What is at stake here though, in the transparency of minds question, is that if indeed the process can be anchored in some particular, fixed discriminating way, one may be able to “see into” someone else’s mind, and categorically determine that they are not “making sense”, or, in a more Davidsonian way, that the sense that they make is based on having “bad beliefs” (apparent to everyone). The Skeptics want to say, there is no vantage point from which “sense” can be divorced from structures of power. Such structures, and their discourses, rest upon an essential capacity to make minds transparent. All the good stuff, the transparency that helps us connect, plays right into the mechanisms of defining what is sense and what is not. And any definitive way that “transparency” is achieved, becomes a mechanism of control. (It is for this reason, of course, that Descartes’ invented his radical doubt, to unhinge himself from social forms of power, in project of attempting to look straight into the ration divine.) Skeptics, like Derrida, are not interested in simply throwing wrench-doubt for doubt’s sake into a supposedly well-oiled and beneficent machine (communication): Hey, can’t you see how well this stuff works! Rather, they are bent on undercutting the bonds of meaning, at a radical level, so as to open up a space for counter discourse, speaking ever out from the shadow of meaning, from the periphery.

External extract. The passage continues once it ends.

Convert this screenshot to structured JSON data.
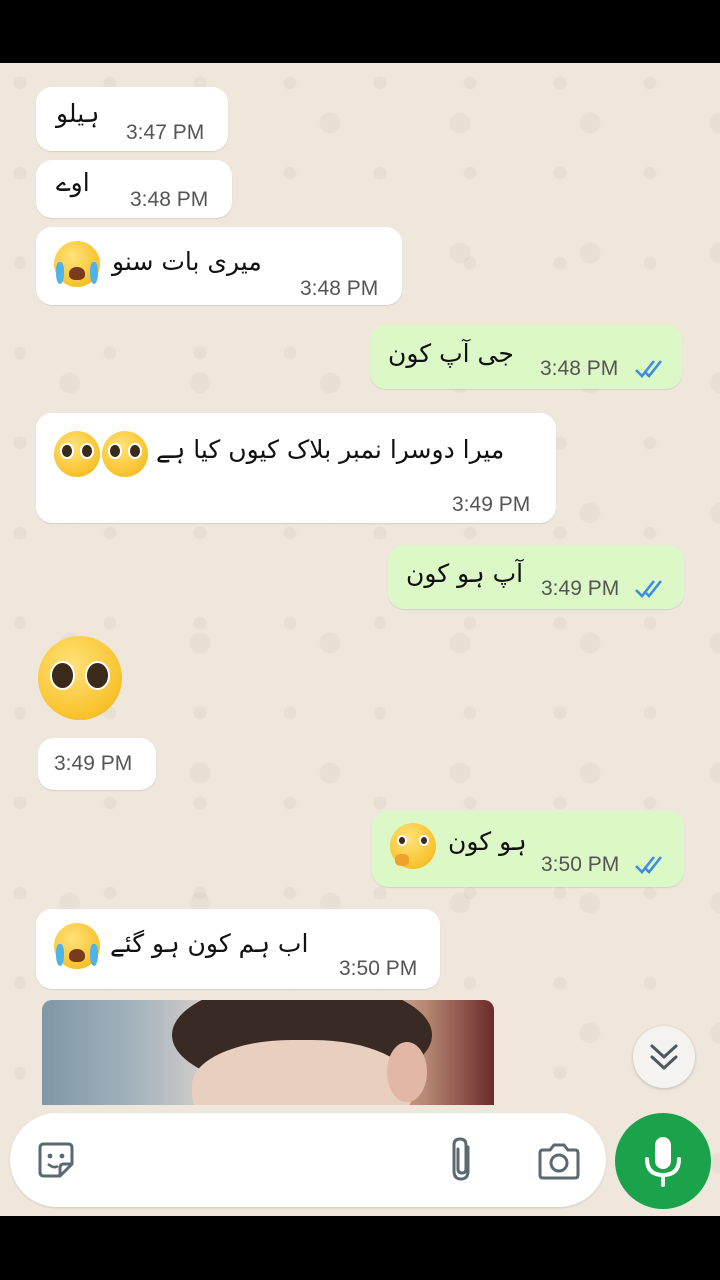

For Derridists and their sort, the issue of miscommuniation it is not just as duck says, a product of setting the “conceptual bar too high”, a kind of “we are just asking too much from communication in the first place”. It is more gaining a space for critiquing occasions where the bar doesn’t seem high at all, where we seem to see unproblematically (but thoroughly culturally invested) into the minds of others, and come to know “just what they are thinking”.

It is absolutely essential, and combinatory, that we understand what other people are thinking, but but something more than just “communicating” has happened when we do so. Keeping track of this more, is what I believe Derrida (and others) are after. When the world coheres, it is “our” world.

I thought this topic is worth posting, as it actually shows a kind of Davidsonian truth, one that undercuts Derrida’s point to some degree (all “knowing” is not simply a “presencing”, but also is a bodily “doing”). When describers of communicablity have difficulty accepting what a skeptic about communication has to say, it very well may be that they mean different things when talking about what “communication” is. What communication is, is both a homogenizing process (“if you become enough like me, you would agree with me”) and a self-transformative process (“if I become enough like you, I would agree with you”). It touches on the very boundaries of, and experience of “the self”, our perimeters of coherence and perception. I think that duck was very right in his intuition to refer to the “lions and tigers and bears” of rupture in communication. For such creatures can very well be the playthings of adult-child fantasy; Derrida, at his worst, can be seen as playing a tedious and impish game of “gotcha” and pin-the-phallus-on-the-argument-donkey. But ruptures in communication also can be, and do in history become, the very real terrors which help construct our Emerald City of “transparent minds”, for better or worse.


So is it wrong to ask, What is in the basement of the Emerald City of communication?